This post first appeared in the St. Louis Beacon: August 10, 2008 - What is going on with "like-and-you-know-itis"?
In recent years, an enormous percentage of our populace has begun sprinkling each spoken sentence with several "likes" and "you know's." For example: "Like, my name, like, you know, is, like, Mike, you know?"
Do I stand alone in expressing concern? I am privileged to know several intelligent citizens. But when these intelligent citizens drop "like's" and you know's" into their speech they sound, well, less intelligent than they really are.
So, I have an idea. By approaching the problem as a community project we may be able to leapfrog our fair town into the forefront of great cities.
Come on, St. Louis - let's declare war on like-and-you-know-itis.
I ask Mayor Slay, County Executive Dooley, business leaders, union bosses, captains of the educational establishment, that is, everyone important, to go forth and shout it from the rooftops: "STOP SAYING "LIKE" AND "YOU KNOW" ALL THE TIME!
Soon everyone will be working together.
If an offender recognizes that he or she has inadvertently dropped a "like" or "you know" into a sentence, he or she will pause for just a moment and say, "please excuse the 'like'," or "please excuse the 'you know'." Those around will smile approvingly.
Alternatively, and this is for the tough cases, if a good hearted friend should hear a buddy sound like, ahem, "less intelligent that he really is" by saying "like" and "you know" every few words, the good-hearted friend will begin to count the offenses on his fingers, all in plain view of the offender (and in plain view of any others in attendance). Offenders might be offended by this finger counting, but how else can we solve the problem?
My theory is that in a few short weeks, if we all make a Herculean effort, we can clean it up. Imagine the opportunities this will create for our city. Every time one of our citizens travels to another city he or she will sound more intelligent than everyone else there. Perhaps our traveling citizens will run across rich people in faraway lands, and those rich people will own companies, and those rich company owners will move their businesses here to take advantage of our quick-witted work force.
Similarly, when people from another city comes to St. Louis, they will be so impressed with our new, suave speech patterns that they will decide to stay and we will all receive the benefit of their productivity.
I am, of course, particularly concerned about the youngsters. The problem is not limited to the young, but the young seem to be among the worst offenders.
Here is an idea for our schools. The head of each school should divide the school into a handful of teams, with each team having students and teachers as members. Then the teams can have weekly contests in which each use of "like" or "you know" costs the team a point. At the end of each week, the winning team receives a small reward such as leaving 10 minutes early, getting seconds at lunch or something else desired by all.
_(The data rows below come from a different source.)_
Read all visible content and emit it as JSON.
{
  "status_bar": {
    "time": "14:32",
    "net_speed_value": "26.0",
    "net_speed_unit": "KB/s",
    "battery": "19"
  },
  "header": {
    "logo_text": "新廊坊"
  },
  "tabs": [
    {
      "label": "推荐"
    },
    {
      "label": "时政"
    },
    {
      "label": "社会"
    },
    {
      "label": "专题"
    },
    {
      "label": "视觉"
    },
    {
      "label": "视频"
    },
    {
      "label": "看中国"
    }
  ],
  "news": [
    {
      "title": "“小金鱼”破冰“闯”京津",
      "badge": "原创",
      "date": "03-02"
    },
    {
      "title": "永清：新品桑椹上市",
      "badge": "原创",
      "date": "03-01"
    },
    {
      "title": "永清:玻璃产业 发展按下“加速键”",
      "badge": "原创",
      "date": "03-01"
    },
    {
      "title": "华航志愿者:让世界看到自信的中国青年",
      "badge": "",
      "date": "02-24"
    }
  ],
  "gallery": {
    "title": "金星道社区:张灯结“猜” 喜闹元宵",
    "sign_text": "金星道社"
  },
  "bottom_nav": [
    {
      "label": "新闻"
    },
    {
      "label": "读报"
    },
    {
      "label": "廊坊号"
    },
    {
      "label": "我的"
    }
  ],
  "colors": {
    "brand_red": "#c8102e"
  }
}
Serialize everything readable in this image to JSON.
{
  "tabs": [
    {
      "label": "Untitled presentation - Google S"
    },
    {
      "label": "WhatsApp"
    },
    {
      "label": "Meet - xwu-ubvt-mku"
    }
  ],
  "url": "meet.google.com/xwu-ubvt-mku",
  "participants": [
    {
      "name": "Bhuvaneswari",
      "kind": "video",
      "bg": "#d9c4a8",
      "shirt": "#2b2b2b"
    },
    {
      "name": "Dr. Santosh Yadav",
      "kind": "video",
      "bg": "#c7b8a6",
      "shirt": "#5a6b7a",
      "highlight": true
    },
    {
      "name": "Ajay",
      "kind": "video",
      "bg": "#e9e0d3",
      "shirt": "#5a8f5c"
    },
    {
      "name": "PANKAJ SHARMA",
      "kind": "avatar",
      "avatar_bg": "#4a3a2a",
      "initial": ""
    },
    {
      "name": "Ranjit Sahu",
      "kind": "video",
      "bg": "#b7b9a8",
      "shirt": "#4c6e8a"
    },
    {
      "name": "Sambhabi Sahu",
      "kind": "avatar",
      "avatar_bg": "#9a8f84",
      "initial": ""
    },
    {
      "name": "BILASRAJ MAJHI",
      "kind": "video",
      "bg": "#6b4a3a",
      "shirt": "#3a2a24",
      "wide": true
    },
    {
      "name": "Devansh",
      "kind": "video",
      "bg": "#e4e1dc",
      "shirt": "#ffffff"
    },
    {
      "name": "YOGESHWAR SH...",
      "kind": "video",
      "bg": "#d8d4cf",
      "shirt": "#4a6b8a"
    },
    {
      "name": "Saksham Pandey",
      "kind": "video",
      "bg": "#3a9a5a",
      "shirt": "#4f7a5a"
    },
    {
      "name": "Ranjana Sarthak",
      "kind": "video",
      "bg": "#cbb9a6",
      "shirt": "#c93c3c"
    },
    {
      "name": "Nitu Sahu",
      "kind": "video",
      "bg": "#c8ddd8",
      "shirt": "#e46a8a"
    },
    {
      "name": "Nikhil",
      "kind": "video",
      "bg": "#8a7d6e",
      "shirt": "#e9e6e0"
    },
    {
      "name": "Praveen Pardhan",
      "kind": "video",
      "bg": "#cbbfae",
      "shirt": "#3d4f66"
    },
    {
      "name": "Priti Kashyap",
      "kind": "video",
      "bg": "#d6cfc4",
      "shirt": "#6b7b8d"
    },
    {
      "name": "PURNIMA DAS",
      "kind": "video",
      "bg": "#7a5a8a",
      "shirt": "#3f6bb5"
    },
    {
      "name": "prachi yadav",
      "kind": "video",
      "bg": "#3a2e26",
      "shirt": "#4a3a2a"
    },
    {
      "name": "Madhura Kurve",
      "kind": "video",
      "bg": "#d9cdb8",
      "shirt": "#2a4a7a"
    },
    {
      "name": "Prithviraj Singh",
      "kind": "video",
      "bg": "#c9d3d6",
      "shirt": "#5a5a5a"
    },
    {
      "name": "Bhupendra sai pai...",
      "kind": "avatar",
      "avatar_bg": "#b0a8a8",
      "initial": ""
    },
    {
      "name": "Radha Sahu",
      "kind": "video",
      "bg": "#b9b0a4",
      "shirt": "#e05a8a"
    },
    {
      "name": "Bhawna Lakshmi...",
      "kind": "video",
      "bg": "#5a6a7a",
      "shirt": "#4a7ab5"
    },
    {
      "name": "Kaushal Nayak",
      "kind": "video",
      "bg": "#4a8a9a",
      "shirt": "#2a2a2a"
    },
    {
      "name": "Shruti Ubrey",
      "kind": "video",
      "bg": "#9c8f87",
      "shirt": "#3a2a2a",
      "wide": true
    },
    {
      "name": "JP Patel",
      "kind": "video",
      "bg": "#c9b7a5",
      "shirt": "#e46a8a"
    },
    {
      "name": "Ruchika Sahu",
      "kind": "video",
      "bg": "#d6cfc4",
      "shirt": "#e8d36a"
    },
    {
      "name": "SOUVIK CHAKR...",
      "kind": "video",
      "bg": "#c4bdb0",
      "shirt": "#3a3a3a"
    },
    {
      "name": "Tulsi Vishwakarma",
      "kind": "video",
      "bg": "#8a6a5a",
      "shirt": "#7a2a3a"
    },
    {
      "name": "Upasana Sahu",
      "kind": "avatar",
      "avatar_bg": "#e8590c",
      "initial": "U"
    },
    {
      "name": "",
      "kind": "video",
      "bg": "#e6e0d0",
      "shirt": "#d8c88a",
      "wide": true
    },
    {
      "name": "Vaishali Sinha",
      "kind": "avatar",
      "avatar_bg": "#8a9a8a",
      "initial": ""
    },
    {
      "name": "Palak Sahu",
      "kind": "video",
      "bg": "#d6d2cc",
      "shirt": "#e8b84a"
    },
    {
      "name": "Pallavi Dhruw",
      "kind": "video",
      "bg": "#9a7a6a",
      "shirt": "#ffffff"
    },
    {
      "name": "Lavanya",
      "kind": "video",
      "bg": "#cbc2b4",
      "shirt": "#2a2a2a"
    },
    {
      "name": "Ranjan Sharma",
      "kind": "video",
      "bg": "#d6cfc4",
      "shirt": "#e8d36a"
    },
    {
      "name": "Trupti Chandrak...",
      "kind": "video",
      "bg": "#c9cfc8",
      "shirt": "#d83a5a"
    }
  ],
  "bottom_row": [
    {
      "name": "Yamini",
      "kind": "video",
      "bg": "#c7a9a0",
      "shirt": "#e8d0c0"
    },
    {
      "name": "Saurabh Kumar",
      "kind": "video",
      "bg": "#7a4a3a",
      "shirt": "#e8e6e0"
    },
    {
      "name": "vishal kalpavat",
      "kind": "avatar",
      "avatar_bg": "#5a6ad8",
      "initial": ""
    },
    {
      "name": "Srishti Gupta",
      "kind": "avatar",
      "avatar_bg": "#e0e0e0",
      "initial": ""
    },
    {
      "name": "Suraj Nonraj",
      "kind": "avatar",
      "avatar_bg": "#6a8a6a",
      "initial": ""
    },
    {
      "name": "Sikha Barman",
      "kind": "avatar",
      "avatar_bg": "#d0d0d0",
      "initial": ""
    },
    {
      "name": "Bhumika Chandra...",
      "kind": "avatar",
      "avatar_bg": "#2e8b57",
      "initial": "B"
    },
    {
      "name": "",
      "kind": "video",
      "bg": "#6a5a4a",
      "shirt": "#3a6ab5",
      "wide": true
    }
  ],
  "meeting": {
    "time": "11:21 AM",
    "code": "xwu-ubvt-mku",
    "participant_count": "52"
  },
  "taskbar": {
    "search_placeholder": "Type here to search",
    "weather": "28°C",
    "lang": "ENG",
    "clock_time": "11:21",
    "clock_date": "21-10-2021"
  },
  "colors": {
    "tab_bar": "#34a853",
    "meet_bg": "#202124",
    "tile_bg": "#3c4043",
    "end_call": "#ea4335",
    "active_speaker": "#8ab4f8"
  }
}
Making the teachers' speech count will ensure buy-in from the youngsters.
So, let's try it. A small step for a city but a giant leap in the protection of the thin veneer of civilization.
Bevis Schock is an attorney in private practice in Clayton.